I am an orphan from Bossangoa. My mum died when I was 5, and I was 12 when my father passed away. I was studying in the capital during the outbreak of the conflict, and so I came back here. MSF launched a recruitment test to hire some staff. I applied for the nursing assistant position and I got it. I was among the 20 candidates who were successful during the exam. I started as a volunteer at the Muslim area of Ecole Liberte for two months, and I got a four month contract with MSF.
There are many reasons for my departure. One is that my brothers and grandfather were slaughtered here. Also, Muslims are not wanted here. If the situation were okay I would stay and work. But to stay here alone, this is a risk. I just want to move to save my life. I was here when trucks came to take my wife and kids to Chad. I’m still waiting my turn. They promised to come right back, but its been a couple months.
My daughter is three and called Fanya Mustafah. My son is Zacharia Mustafah, and he is only 12 days old. I expect my children to be important people for this country when the situation recovers in the future. But for now I have to take them with me and stay somewhere until the situation allows me to bring them back here.

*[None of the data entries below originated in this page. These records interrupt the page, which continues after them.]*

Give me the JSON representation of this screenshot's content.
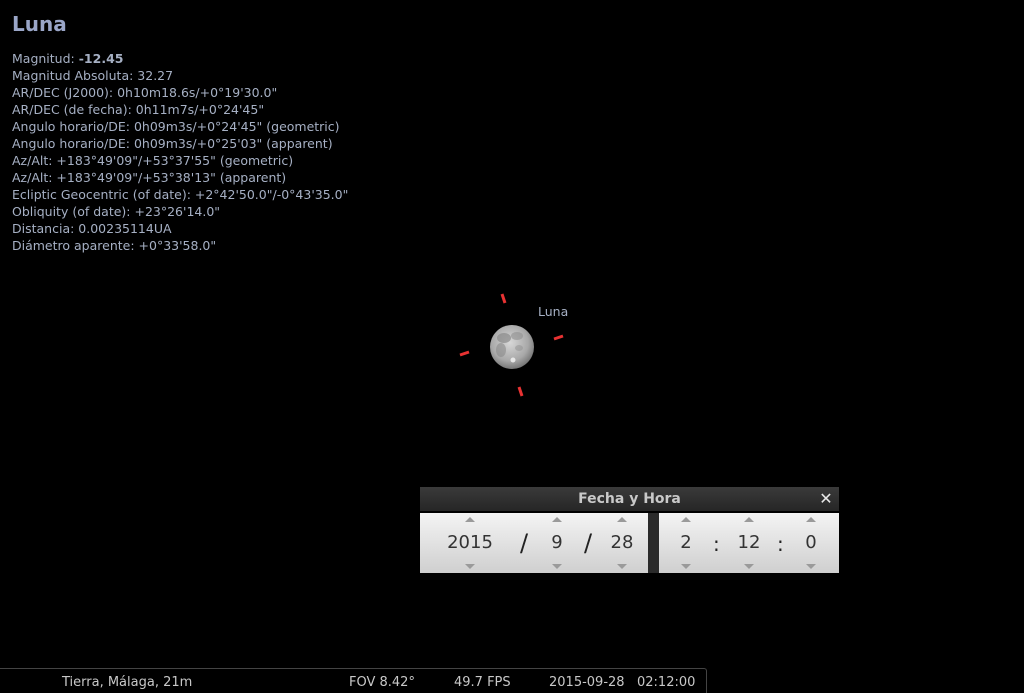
{
  "object_info": {
    "title": "Luna",
    "magnitude_label": "Magnitud:",
    "magnitude_value": "-12.45",
    "lines": [
      "Magnitud Absoluta: 32.27",
      "AR/DEC (J2000): 0h10m18.6s/+0°19'30.0\"",
      "AR/DEC (de fecha): 0h11m7s/+0°24'45\"",
      "Angulo horario/DE: 0h09m3s/+0°24'45\" (geometric)",
      "Angulo horario/DE: 0h09m3s/+0°25'03\" (apparent)",
      "Az/Alt: +183°49'09\"/+53°37'55\" (geometric)",
      "Az/Alt: +183°49'09\"/+53°38'13\" (apparent)",
      "Ecliptic Geocentric (of date): +2°42'50.0\"/-0°43'35.0\"",
      "Obliquity (of date): +23°26'14.0\"",
      "Distancia: 0.00235114UA",
      "Diámetro aparente: +0°33'58.0\""
    ]
  },
  "sky": {
    "object_label": "Luna",
    "marker_color": "#e83232"
  },
  "datetime_dialog": {
    "title": "Fecha y Hora",
    "year": "2015",
    "month": "9",
    "day": "28",
    "hour": "2",
    "minute": "12",
    "second": "0",
    "date_separator": "/",
    "time_separator": ":"
  },
  "status_bar": {
    "location": "Tierra, Málaga, 21m",
    "fov": "FOV 8.42°",
    "fps": "49.7 FPS",
    "date": "2015-09-28",
    "time": "02:12:00"
  }
}
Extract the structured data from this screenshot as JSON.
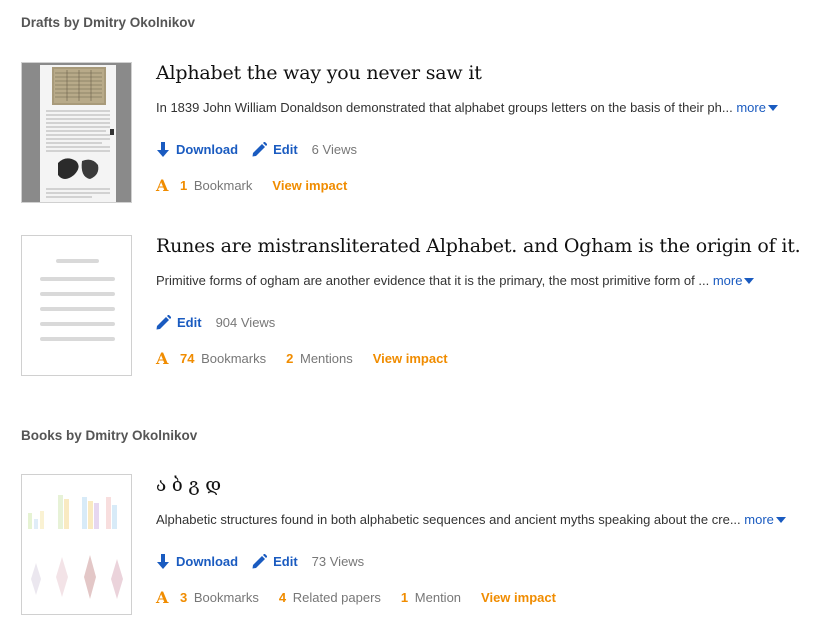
{
  "drafts": {
    "heading": "Drafts by Dmitry Okolnikov",
    "items": [
      {
        "title": "Alphabet the way you never saw it",
        "summary": "In 1839 John William Donaldson demonstrated that alphabet groups letters on the basis of their ph...",
        "more_label": "more",
        "download_label": "Download",
        "edit_label": "Edit",
        "views": "6 Views",
        "bookmarks_count": "1",
        "bookmarks_label": "Bookmark",
        "impact_label": "View impact"
      },
      {
        "title": "Runes are mistransliterated Alphabet. and Ogham is the origin of it.",
        "summary": "Primitive forms of ogham are another evidence that it is the primary, the most primitive form of ...",
        "more_label": "more",
        "edit_label": "Edit",
        "views": "904 Views",
        "bookmarks_count": "74",
        "bookmarks_label": "Bookmarks",
        "mentions_count": "2",
        "mentions_label": "Mentions",
        "impact_label": "View impact"
      }
    ]
  },
  "books": {
    "heading": "Books by Dmitry Okolnikov",
    "items": [
      {
        "title": "ა ბ გ დ",
        "summary": "Alphabetic structures found in both alphabetic sequences and ancient myths speaking about the cre...",
        "more_label": "more",
        "download_label": "Download",
        "edit_label": "Edit",
        "views": "73 Views",
        "bookmarks_count": "3",
        "bookmarks_label": "Bookmarks",
        "related_count": "4",
        "related_label": "Related papers",
        "mentions_count": "1",
        "mentions_label": "Mention",
        "impact_label": "View impact"
      }
    ]
  },
  "icons": {
    "download": "download-arrow-icon",
    "edit": "pencil-icon",
    "academia": "academia-a-icon",
    "more": "caret-down-icon"
  },
  "colors": {
    "link_blue": "#1a5bc0",
    "accent_orange": "#f08c00",
    "heading_gray": "#555555"
  }
}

Moustapha was evacuated from Bossangoa to Chad with the rest of the local Muslim community on April 11, 2014
Over one year has passed since the coup d’état, and fighting between armed groups, the Seleka and the anti-Balaka, has plunged the Central African Republic into chaos.
People from the town of Bossangoa and its surrounding area were some of those hard hit. Homes and fields were burned, and people were killed.
The Christian population took refuge at the local Catholic Mission, and Muslim civilians fled first to a school called Ecole Liberte, and then by truck convoys to relative safety in Chad.
A handful of Medecins Sans Frontieres (MSF) workers in Bossangoa witnessed it all